__PROBLEM STATEMENT__. The output is the line containing "Convert this screenshot" plus every later line down to the end of the listing below, copied exactly. No pictures belong in it.

----

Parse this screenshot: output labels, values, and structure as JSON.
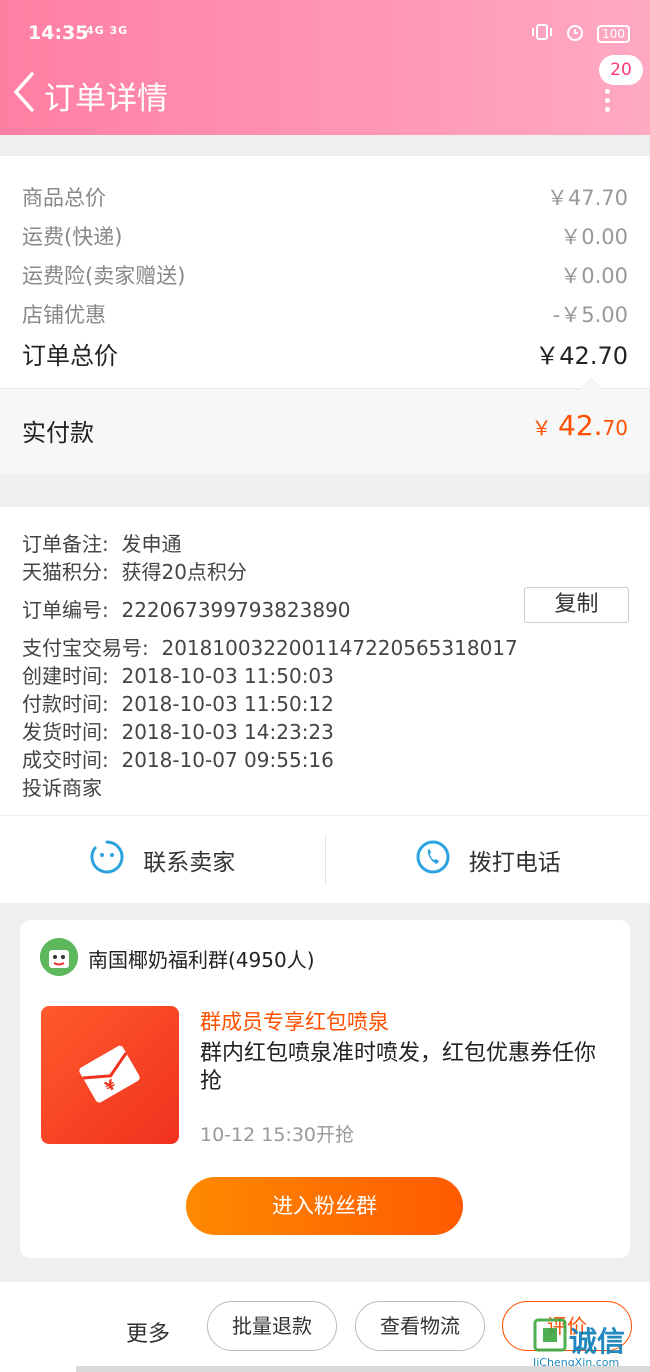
{
  "status_bar": {
    "time": "14:35",
    "network": "4G 3G",
    "battery": "100"
  },
  "header": {
    "title": "订单详情",
    "message_badge": "20"
  },
  "price_section": {
    "rows": [
      {
        "label": "商品总价",
        "value": "￥47.70"
      },
      {
        "label": "运费(快递)",
        "value": "￥0.00"
      },
      {
        "label": "运费险(卖家赠送)",
        "value": "￥0.00"
      },
      {
        "label": "店铺优惠",
        "value": "-￥5.00"
      }
    ],
    "total_label": "订单总价",
    "total_value": "￥42.70",
    "paid_label": "实付款",
    "paid_currency": "￥",
    "paid_int": "42.",
    "paid_dec": "70"
  },
  "info_section": {
    "remark_label": "订单备注:",
    "remark_value": "发申通",
    "points_label": "天猫积分:",
    "points_value": "获得20点积分",
    "order_no_label": "订单编号:",
    "order_no_value": "2220673997938238 90",
    "copy_label": "复制",
    "alipay_label": "支付宝交易号:",
    "alipay_value": "2018100322001147220565318017",
    "created_label": "创建时间:",
    "created_value": "2018-10-03 11:50:03",
    "paid_time_label": "付款时间:",
    "paid_time_value": "2018-10-03 11:50:12",
    "shipped_label": "发货时间:",
    "shipped_value": "2018-10-03 14:23:23",
    "closed_label": "成交时间:",
    "closed_value": "2018-10-07 09:55:16",
    "complain_label": "投诉商家"
  },
  "contact": {
    "contact_seller": "联系卖家",
    "call_phone": "拨打电话"
  },
  "group_card": {
    "group_name": "南国椰奶福利群(4950人)",
    "promo_title": "群成员专享红包喷泉",
    "promo_desc": "群内红包喷泉准时喷发，红包优惠券任你抢",
    "promo_time": "10-12 15:30开抢",
    "join_button": "进入粉丝群"
  },
  "bottom_bar": {
    "more": "更多",
    "batch_refund": "批量退款",
    "view_logistics": "查看物流",
    "rate": "评价"
  },
  "watermark": {
    "text": "诚信",
    "url": "JiChengXin.com"
  },
  "colors": {
    "header_pink": "#ff8fae",
    "accent_orange": "#ff5000",
    "icon_blue": "#2aa3e0"
  }
}
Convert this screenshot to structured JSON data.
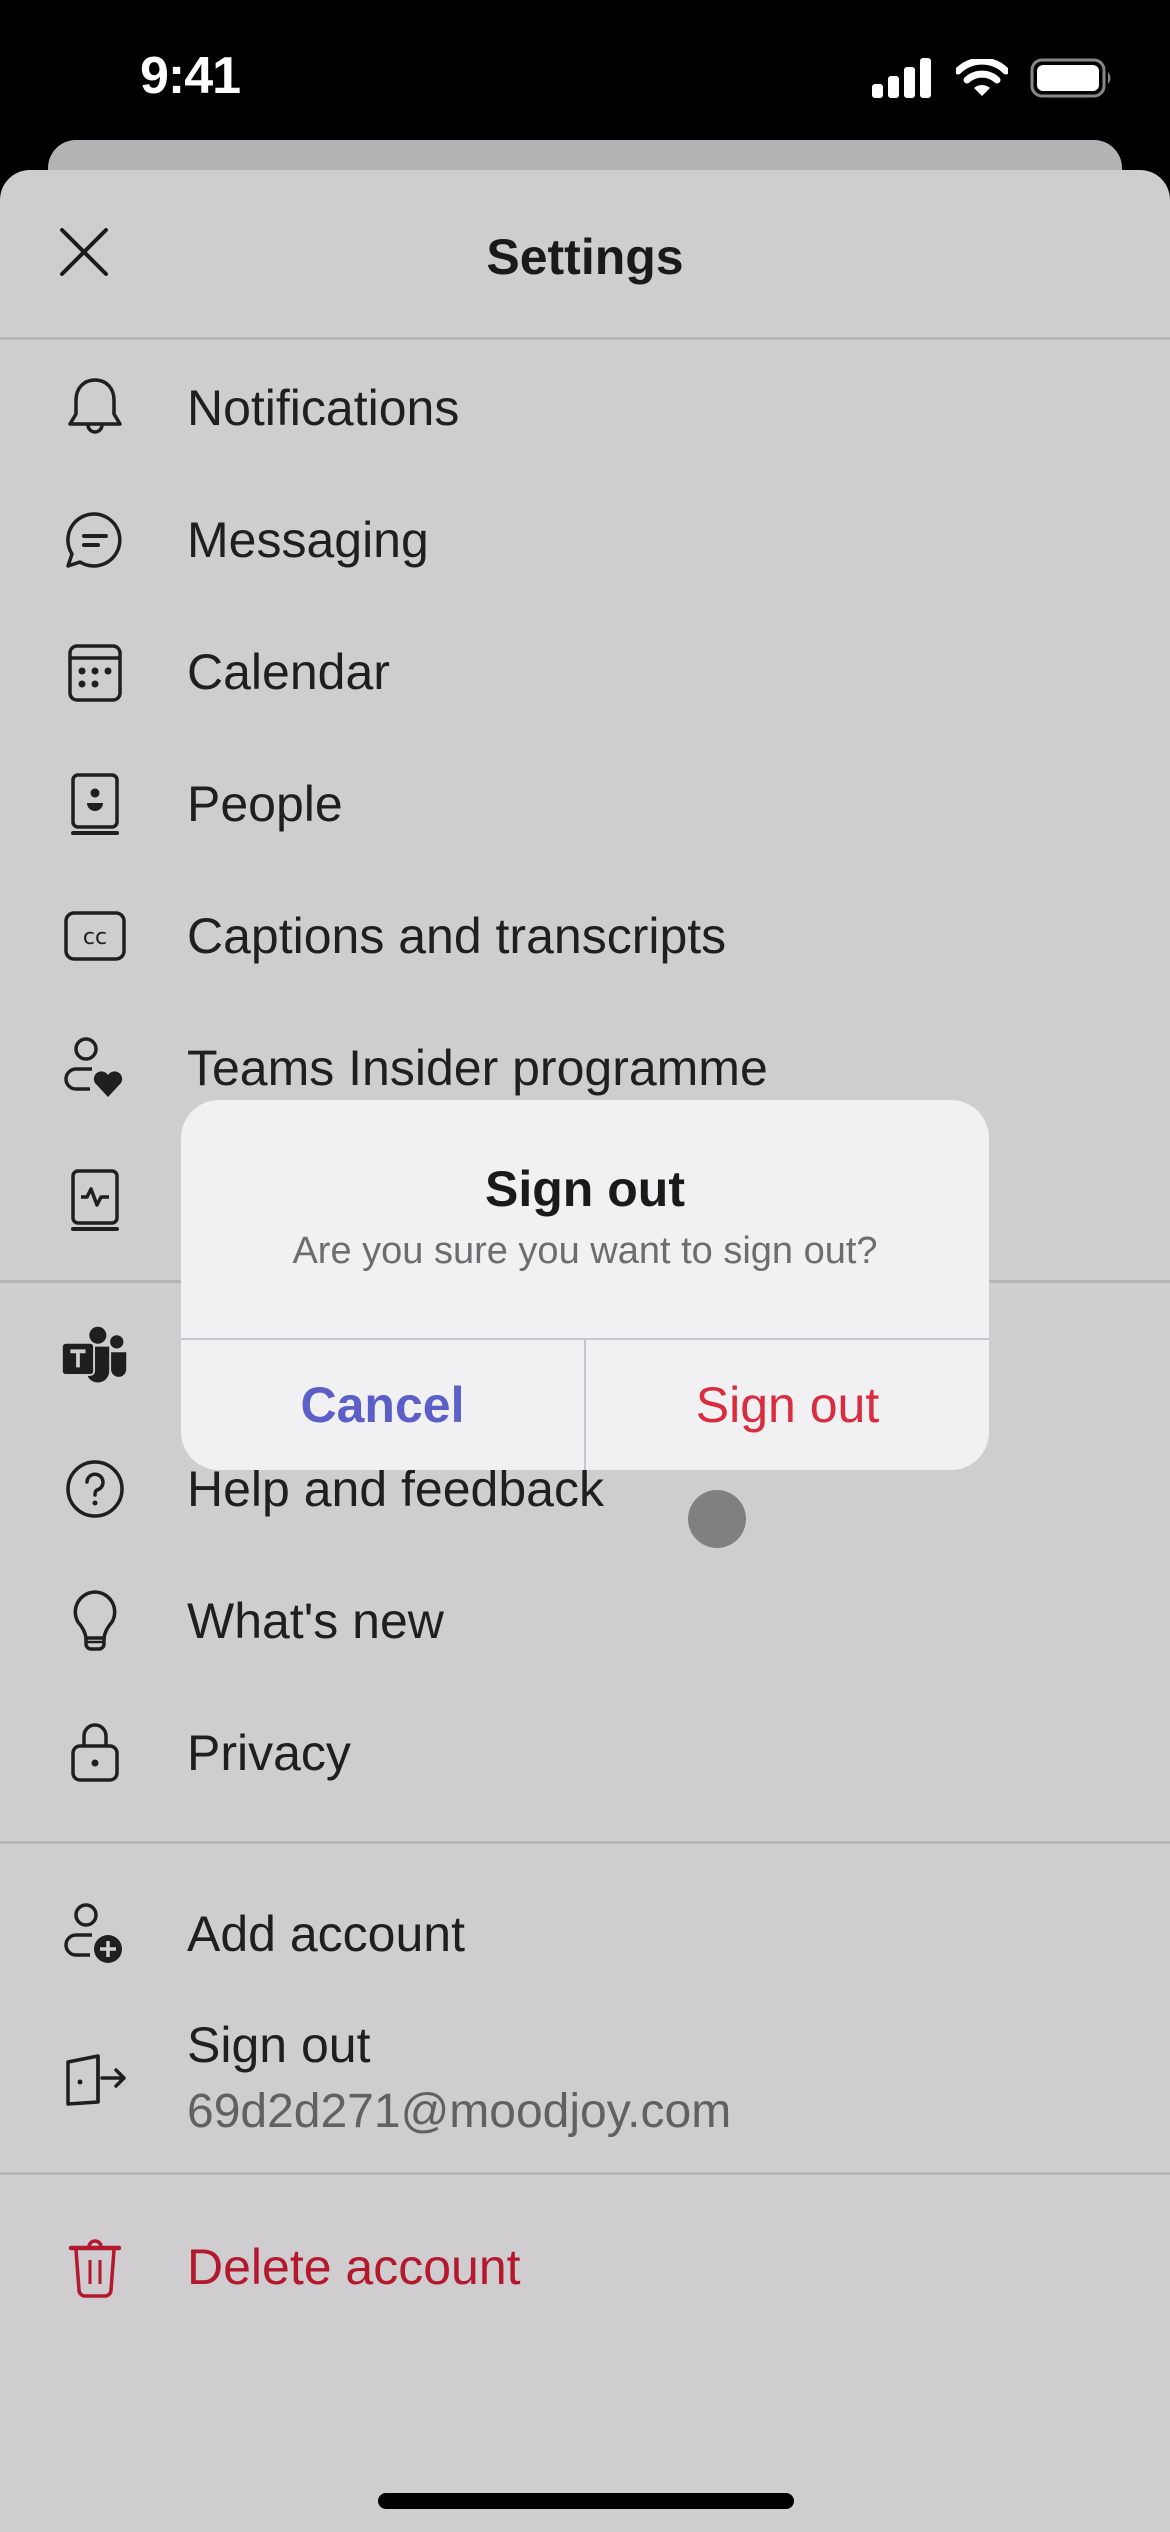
{
  "status_bar": {
    "time": "9:41",
    "icons": [
      "cellular-signal-icon",
      "wifi-icon",
      "battery-icon"
    ]
  },
  "header": {
    "title": "Settings",
    "close_icon": "close-icon"
  },
  "sections": [
    {
      "items": [
        {
          "icon": "bell-icon",
          "label": "Notifications"
        },
        {
          "icon": "chat-bubble-icon",
          "label": "Messaging"
        },
        {
          "icon": "calendar-icon",
          "label": "Calendar"
        },
        {
          "icon": "contact-book-icon",
          "label": "People"
        },
        {
          "icon": "closed-captions-icon",
          "label": "Captions and transcripts"
        },
        {
          "icon": "person-heart-icon",
          "label": "Teams Insider programme"
        },
        {
          "icon": "diagnostics-book-icon",
          "label": ""
        }
      ]
    },
    {
      "items": [
        {
          "icon": "teams-logo-icon",
          "label": ""
        },
        {
          "icon": "help-circle-icon",
          "label": "Help and feedback"
        },
        {
          "icon": "lightbulb-icon",
          "label": "What's new"
        },
        {
          "icon": "lock-icon",
          "label": "Privacy"
        }
      ]
    },
    {
      "items": [
        {
          "icon": "person-add-icon",
          "label": "Add account"
        },
        {
          "icon": "sign-out-door-icon",
          "label": "Sign out",
          "sublabel": "69d2d271@moodjoy.com"
        }
      ]
    },
    {
      "items": [
        {
          "icon": "trash-icon",
          "label": "Delete account"
        }
      ]
    }
  ],
  "dialog": {
    "title": "Sign out",
    "message": "Are you sure you want to sign out?",
    "cancel_label": "Cancel",
    "confirm_label": "Sign out"
  },
  "colors": {
    "accent": "#5b5fc7",
    "destructive": "#d92c3f",
    "danger_text": "#b4182c",
    "sheet_background": "#cfcdd0",
    "dialog_background": "#f1f0f3"
  }
}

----

__SOLUTION TO THIS EXERCISE__.
Convert this screenshot to structured JSON data.
{
  "status_bar": {
    "time": "9:41",
    "icons": [
      "cellular-signal-icon",
      "wifi-icon",
      "battery-icon"
    ]
  },
  "header": {
    "title": "Settings",
    "close_icon": "close-icon"
  },
  "sections": [
    {
      "items": [
        {
          "icon": "bell-icon",
          "label": "Notifications"
        },
        {
          "icon": "chat-bubble-icon",
          "label": "Messaging"
        },
        {
          "icon": "calendar-icon",
          "label": "Calendar"
        },
        {
          "icon": "contact-book-icon",
          "label": "People"
        },
        {
          "icon": "closed-captions-icon",
          "label": "Captions and transcripts"
        },
        {
          "icon": "person-heart-icon",
          "label": "Teams Insider programme"
        },
        {
          "icon": "diagnostics-book-icon",
          "label": ""
        }
      ]
    },
    {
      "items": [
        {
          "icon": "teams-logo-icon",
          "label": ""
        },
        {
          "icon": "help-circle-icon",
          "label": "Help and feedback"
        },
        {
          "icon": "lightbulb-icon",
          "label": "What's new"
        },
        {
          "icon": "lock-icon",
          "label": "Privacy"
        }
      ]
    },
    {
      "items": [
        {
          "icon": "person-add-icon",
          "label": "Add account"
        },
        {
          "icon": "sign-out-door-icon",
          "label": "Sign out",
          "sublabel": "69d2d271@moodjoy.com"
        }
      ]
    },
    {
      "items": [
        {
          "icon": "trash-icon",
          "label": "Delete account"
        }
      ]
    }
  ],
  "dialog": {
    "title": "Sign out",
    "message": "Are you sure you want to sign out?",
    "cancel_label": "Cancel",
    "confirm_label": "Sign out"
  },
  "colors": {
    "accent": "#5b5fc7",
    "destructive": "#d92c3f",
    "danger_text": "#b4182c",
    "sheet_background": "#cfcdd0",
    "dialog_background": "#f1f0f3"
  }
}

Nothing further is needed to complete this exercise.